The Rake’s Progress
By Igor Stravinsky
Libretto by W.H. Auden and Chester Kallman
Directed by Robert Lepage
Conducted by Donald Runnicles
San Francisco Opera
November 23-December 9, 2007
James Norris (Nick Shadow) & Catherine Cook (Mother goose). Photo: Terrence McCarthy.
Robert Lepage can direct me an opera any old time. The famed French Canadian veteran of Cirque du Soleil and a whole lot more has re-conceived Stravinsky’s The Rake’s Progress, relocating it from the 18th Century London of the original Hogarth drawings to America in the ‘50s. And larger-than-life America at that – Texas, Hollywood and Las Vegas. Not only does the transfer work to convey the Faustian morality tale to contemporary audiences, but it enriches it.
Tom Rakewell, the innocent country lad who is corrupted by the Devil, the fleshpots of the big city and his own nature, turns into an aspiring young movie actor, his tempter, the sinister Nick Shadow, is alternately his agent, producer and cameraman.
Cinematic references abound. The first scene takes place under a big Texas sky a- la “Giant” and, in another bow to that film classic, the Devil (James Morris in a sly departure from his majestic Wotan persona) emerges, covered in oil, from an onstage drilling machine. Later, when the loyal Anne Trulove (Laura Aikin) goes looking for her missing Tom, the streets of Los Angeles unreel on a screen behind her red convertible as her scarf billows in the wind (video designs by Boris Firquet). Tom reaches the pinnacle of fame when he marries Baba the Turk, a bearded beauty who is the toast of the carnival circuit (the elegant Denyce Graves whose luscious mezzo is only matched by her gorgeous legs in a bathing suit). Their honeymoon carriage pulls up to a flashing movie marquee featuring – who else? – Themselves. Later, when Tom and Baba breakfast at home, the stage is dominated by a gigantic swimming pool (think “Sunset Boulevard”).
But this is an opera after all, folks, and the music is paramount.

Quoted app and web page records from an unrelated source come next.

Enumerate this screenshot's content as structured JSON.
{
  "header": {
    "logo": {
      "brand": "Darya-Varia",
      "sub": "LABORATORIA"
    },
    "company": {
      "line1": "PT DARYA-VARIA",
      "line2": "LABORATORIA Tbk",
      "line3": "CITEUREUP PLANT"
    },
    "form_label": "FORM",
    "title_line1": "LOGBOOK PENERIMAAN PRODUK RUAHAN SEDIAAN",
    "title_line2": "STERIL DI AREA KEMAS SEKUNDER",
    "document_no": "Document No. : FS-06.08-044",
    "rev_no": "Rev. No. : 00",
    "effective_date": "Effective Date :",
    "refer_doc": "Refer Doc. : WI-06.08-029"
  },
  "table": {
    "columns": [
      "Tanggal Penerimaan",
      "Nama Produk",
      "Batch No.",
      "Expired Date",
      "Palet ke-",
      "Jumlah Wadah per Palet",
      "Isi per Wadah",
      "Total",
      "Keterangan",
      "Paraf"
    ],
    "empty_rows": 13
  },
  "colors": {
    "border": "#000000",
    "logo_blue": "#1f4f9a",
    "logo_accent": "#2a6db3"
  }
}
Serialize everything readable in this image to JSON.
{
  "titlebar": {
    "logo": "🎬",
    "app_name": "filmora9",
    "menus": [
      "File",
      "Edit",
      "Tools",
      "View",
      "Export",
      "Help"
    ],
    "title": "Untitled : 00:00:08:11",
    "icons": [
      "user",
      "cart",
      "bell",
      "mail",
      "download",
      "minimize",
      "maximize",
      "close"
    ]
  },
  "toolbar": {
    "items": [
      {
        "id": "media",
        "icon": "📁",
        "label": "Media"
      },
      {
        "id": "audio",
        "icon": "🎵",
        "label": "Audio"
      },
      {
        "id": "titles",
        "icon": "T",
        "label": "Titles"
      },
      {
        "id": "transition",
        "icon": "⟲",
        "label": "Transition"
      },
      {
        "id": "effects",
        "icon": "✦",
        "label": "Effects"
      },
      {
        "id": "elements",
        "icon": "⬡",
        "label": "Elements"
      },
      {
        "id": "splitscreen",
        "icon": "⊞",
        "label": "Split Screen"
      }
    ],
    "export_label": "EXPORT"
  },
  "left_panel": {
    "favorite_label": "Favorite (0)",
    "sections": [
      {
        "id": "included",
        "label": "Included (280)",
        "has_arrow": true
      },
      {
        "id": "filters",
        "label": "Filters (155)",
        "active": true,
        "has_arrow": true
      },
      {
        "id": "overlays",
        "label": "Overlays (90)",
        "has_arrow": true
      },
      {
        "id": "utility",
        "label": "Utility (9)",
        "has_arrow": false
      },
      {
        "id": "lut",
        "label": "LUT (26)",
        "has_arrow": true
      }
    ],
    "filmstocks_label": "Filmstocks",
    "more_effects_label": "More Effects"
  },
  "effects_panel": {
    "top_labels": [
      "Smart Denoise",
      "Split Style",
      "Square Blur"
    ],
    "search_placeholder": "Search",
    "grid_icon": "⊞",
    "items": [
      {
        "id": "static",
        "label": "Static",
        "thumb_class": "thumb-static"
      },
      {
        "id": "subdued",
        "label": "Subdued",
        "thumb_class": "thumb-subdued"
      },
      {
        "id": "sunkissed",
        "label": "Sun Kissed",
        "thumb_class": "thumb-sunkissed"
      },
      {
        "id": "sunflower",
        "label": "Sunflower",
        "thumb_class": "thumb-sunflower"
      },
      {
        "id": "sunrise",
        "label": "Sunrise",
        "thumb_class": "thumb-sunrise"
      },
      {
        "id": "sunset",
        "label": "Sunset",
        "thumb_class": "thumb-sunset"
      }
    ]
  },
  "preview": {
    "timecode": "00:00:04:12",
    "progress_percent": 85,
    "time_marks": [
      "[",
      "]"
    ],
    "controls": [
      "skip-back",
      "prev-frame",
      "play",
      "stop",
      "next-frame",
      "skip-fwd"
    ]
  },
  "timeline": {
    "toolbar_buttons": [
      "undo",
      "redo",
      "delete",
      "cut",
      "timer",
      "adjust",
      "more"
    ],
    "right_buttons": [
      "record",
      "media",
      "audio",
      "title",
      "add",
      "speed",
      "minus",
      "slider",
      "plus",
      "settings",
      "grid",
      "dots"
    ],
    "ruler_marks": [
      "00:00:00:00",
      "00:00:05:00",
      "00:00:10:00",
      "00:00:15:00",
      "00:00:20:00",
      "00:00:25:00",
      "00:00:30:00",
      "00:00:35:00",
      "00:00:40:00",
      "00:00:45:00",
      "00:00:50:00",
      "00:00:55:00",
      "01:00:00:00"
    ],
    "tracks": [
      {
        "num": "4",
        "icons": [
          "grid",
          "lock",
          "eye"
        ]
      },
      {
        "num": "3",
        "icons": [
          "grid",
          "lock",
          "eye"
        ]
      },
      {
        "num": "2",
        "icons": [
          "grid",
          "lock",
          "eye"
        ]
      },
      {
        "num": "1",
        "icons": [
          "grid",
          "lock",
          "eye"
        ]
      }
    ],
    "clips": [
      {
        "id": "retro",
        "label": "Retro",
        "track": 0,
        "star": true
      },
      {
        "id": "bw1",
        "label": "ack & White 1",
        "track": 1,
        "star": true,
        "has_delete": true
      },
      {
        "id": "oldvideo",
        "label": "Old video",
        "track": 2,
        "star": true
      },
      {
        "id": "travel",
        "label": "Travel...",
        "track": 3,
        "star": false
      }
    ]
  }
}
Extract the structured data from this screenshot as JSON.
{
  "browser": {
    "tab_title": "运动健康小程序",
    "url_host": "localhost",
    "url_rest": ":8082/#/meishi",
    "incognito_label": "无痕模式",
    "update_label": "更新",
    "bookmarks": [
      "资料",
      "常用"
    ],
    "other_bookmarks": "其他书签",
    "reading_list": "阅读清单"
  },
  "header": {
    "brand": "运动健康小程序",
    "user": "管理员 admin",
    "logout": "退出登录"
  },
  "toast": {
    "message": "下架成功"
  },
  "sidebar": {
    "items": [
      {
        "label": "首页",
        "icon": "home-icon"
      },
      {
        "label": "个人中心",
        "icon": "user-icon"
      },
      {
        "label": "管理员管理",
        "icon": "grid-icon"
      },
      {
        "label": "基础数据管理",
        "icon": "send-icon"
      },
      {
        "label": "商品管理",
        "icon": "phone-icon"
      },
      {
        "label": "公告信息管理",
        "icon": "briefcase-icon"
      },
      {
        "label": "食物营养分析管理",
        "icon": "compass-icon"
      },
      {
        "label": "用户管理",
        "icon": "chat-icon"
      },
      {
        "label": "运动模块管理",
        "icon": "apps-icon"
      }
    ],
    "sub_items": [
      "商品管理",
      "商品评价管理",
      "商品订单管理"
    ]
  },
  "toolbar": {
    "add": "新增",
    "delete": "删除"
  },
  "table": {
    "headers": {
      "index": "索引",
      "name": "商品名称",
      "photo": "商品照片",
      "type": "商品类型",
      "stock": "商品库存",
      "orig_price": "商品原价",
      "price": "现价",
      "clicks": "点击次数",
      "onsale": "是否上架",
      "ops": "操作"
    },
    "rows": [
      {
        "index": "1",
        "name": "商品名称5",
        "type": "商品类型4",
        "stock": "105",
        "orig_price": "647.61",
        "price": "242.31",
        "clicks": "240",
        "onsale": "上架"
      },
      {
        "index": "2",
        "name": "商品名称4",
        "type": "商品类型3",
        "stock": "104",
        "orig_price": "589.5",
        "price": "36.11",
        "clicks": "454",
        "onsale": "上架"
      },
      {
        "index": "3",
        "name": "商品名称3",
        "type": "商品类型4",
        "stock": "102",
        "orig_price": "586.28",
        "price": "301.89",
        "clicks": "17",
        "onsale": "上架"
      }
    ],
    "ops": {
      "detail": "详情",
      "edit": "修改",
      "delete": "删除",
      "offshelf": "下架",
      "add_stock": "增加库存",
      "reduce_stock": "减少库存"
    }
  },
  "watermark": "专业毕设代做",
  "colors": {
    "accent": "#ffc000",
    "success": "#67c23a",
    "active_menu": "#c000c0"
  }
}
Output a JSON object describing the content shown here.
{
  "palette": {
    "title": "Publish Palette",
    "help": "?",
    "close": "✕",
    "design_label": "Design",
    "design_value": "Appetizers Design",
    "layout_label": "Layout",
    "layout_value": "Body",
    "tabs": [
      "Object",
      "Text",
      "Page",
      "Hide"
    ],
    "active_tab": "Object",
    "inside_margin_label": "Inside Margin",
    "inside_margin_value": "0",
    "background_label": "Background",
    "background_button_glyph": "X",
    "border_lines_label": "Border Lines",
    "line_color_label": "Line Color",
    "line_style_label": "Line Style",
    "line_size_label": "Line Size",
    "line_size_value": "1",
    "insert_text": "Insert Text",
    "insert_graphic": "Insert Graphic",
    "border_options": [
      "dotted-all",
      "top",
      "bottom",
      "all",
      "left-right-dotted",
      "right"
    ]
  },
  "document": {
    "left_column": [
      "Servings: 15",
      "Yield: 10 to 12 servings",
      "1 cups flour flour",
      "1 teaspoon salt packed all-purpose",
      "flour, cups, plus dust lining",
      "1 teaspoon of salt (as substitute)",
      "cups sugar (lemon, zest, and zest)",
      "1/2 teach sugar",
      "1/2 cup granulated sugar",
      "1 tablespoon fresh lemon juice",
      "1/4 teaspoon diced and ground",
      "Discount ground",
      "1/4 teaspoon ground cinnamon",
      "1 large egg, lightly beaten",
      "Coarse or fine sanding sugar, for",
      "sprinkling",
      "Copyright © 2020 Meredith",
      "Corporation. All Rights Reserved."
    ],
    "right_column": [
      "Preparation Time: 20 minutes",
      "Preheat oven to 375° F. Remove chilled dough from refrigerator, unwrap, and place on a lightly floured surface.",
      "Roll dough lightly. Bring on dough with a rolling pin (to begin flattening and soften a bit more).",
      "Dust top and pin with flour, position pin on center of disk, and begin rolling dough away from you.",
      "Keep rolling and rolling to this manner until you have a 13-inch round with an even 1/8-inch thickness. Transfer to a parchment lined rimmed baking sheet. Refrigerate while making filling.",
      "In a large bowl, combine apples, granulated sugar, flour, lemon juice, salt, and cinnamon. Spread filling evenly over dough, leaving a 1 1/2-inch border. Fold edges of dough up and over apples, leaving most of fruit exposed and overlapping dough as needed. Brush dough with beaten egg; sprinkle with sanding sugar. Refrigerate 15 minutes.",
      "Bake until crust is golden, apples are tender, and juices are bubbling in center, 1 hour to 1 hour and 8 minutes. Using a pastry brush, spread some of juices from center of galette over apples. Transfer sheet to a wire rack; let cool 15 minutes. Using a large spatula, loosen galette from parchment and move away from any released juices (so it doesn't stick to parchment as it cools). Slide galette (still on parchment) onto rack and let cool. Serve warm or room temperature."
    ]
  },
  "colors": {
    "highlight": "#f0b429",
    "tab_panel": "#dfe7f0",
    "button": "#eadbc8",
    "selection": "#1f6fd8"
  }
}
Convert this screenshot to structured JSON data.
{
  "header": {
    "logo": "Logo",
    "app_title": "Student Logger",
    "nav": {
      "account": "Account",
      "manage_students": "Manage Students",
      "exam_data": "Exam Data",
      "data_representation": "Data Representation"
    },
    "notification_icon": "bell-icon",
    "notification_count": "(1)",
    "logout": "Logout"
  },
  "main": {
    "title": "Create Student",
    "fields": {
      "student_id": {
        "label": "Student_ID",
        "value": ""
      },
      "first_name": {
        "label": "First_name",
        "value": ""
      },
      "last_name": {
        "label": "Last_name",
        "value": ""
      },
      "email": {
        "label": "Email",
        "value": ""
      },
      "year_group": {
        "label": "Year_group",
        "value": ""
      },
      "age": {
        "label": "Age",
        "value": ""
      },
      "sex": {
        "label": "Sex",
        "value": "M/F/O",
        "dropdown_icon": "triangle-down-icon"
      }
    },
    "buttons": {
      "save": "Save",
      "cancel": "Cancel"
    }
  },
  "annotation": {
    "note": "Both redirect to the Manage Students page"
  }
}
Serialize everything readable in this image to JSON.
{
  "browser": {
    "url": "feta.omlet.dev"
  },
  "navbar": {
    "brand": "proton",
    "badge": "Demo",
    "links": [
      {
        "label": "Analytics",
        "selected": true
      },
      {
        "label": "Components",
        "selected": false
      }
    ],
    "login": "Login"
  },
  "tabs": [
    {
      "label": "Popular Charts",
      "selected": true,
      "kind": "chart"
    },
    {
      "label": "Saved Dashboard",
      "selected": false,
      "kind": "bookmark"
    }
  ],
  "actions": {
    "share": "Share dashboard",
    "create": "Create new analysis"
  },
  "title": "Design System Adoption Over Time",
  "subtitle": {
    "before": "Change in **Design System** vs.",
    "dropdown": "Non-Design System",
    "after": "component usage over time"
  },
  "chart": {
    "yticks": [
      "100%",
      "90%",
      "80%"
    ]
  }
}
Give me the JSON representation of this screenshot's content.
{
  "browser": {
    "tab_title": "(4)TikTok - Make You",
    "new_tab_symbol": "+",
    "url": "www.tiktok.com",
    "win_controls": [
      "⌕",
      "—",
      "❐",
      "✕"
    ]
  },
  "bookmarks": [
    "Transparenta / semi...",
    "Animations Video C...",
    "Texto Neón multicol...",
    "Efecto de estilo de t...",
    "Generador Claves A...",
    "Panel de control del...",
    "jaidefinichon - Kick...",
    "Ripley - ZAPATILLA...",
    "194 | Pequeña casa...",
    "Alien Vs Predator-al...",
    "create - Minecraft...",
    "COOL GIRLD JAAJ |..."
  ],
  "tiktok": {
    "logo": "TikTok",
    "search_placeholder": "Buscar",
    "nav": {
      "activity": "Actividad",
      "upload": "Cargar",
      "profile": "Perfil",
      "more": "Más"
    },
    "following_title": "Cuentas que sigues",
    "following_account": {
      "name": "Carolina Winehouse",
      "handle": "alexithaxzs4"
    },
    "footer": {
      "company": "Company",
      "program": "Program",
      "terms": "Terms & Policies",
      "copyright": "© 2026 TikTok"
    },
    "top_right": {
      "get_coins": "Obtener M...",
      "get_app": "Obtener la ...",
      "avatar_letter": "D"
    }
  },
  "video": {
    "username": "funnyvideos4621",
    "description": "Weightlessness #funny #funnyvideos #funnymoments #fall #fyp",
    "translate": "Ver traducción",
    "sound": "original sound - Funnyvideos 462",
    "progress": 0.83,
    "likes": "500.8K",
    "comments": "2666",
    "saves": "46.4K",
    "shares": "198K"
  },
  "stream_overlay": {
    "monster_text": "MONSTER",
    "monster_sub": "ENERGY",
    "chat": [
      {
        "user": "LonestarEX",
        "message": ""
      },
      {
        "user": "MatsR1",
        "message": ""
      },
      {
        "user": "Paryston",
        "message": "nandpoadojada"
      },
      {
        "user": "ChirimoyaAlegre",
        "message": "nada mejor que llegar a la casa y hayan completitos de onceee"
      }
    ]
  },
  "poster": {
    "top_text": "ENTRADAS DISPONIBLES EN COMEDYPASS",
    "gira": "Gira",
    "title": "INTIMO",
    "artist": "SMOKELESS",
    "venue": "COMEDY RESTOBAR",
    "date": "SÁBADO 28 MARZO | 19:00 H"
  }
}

Stravinsky’s score is tonal and surprisingly melodic (for Stravinsky) and the fine ensemble of principals, the chorus and orchestra under the incomparable Donald Runnicles do it proud.
William Burden, in the title role, establishes his turf with his opening “Here I Stand,” actually standing a bit bowlegged like the cowboy he is supposed to be. Morris is by now almost the dean of world baritones and his Nick Shadow, a Mephistopheles in sport coat and saddle shoes, not only is menacing and well-sung but has a good measure of sly wit. Graves shines in her Act II aria of acquisition (an obvious jab at American materialism as is the subsequent auction of the ruined Rakewell’s property) and again as she counsels Anne to follow her heart. Aikin’s final lullaby, sung to the delusional Tom as he languishes in a madhouse (set in a pit, recalling the movie “The Snake Pit”) is a wonder of lyricism as is her lovely lament “No Word From Tom,” followed by the coloratura cabaletta “If Love Be Love.” Fine support is provided by Kevin Langan as Anne’s father and Steven Cole as the flamboyant auctioneer.
For all his scheming, Shadow doesn’t get Tom’s soul after all. He loses the card game on which he has gambled his prize but he takes the boy’s sanity in revenge. The “Bedlam Scene” at the end is affecting and sad, making Hogarth’s point that the wages of sin earn scant dividends. But the rest of the piece is riotously funny. Tom’s deflowering at the hands of a rapacious madam (Catherine Cook) includes a sight gag with a mattress that can only be seen, not described. As Shadow cranks his camera, an enormous blob rises from the stage to turn into his star’s trailer. (Tom, the star, is busy snorting coke on the floor). The fateful card game takes place in a ruined Las Vegas casino that turns into a macabre parody of the Strip and an apt metaphor for the entrance to Hell. Set designer Carl Fillion has outdone himself, along with lighting designer Etienne Boucher and costumer Francois Barbeau.
This production, which bowed recently in Brussels and Lyon, France, is a joint project with Brussels’ Theatre Royal de la Monnaie, Opera de Lyon, Covent Garden and Teatro Real in Madrid, as well as San Francisco Opera. This multi-collaboration is understandable because opera, especially one as lavish as this, doesn’t come cheap. But, over time, this production should prove as sound an investment as the iconic David Hockney version that preceded it. It’s a splendid theatrical achievement and deserves to rake in the rewards.